## [Work task]
What is needed is the number of lines in the data below that include "title", stated by itself.
+ + + + + + +
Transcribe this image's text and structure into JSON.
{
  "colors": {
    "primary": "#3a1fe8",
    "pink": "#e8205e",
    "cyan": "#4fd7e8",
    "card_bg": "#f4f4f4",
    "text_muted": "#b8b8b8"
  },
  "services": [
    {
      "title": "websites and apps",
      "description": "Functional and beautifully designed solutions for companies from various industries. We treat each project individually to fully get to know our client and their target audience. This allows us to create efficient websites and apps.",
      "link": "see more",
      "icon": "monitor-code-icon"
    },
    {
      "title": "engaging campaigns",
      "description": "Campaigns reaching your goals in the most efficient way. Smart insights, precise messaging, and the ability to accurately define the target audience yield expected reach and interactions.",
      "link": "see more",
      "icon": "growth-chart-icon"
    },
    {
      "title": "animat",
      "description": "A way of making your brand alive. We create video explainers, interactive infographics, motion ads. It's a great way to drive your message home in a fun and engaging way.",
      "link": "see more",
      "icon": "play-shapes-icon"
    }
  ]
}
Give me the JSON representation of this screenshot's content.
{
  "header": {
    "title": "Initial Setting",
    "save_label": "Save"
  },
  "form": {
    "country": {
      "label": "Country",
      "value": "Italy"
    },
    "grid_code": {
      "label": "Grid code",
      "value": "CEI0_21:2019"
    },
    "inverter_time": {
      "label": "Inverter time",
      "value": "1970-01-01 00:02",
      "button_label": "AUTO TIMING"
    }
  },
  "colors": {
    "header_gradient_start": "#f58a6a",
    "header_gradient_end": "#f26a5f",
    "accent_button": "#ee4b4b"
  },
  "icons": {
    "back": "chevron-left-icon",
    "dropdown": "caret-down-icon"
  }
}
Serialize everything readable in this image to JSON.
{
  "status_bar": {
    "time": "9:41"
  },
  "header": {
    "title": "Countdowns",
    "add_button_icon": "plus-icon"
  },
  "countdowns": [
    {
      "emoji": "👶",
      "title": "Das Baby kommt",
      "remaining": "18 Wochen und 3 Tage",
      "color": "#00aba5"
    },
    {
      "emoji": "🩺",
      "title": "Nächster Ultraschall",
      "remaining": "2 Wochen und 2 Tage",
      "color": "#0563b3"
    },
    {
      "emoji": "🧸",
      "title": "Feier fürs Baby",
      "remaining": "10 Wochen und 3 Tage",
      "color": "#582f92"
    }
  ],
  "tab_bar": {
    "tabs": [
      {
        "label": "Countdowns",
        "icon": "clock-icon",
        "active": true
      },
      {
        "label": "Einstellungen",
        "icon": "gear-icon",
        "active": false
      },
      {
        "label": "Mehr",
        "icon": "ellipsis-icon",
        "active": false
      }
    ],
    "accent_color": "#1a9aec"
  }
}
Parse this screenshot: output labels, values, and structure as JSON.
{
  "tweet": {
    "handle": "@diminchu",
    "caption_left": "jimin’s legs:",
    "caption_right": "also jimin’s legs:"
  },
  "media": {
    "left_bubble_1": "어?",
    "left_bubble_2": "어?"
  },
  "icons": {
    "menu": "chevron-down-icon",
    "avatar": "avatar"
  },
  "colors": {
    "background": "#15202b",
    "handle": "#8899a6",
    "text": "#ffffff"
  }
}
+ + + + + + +
## [Expected output]
8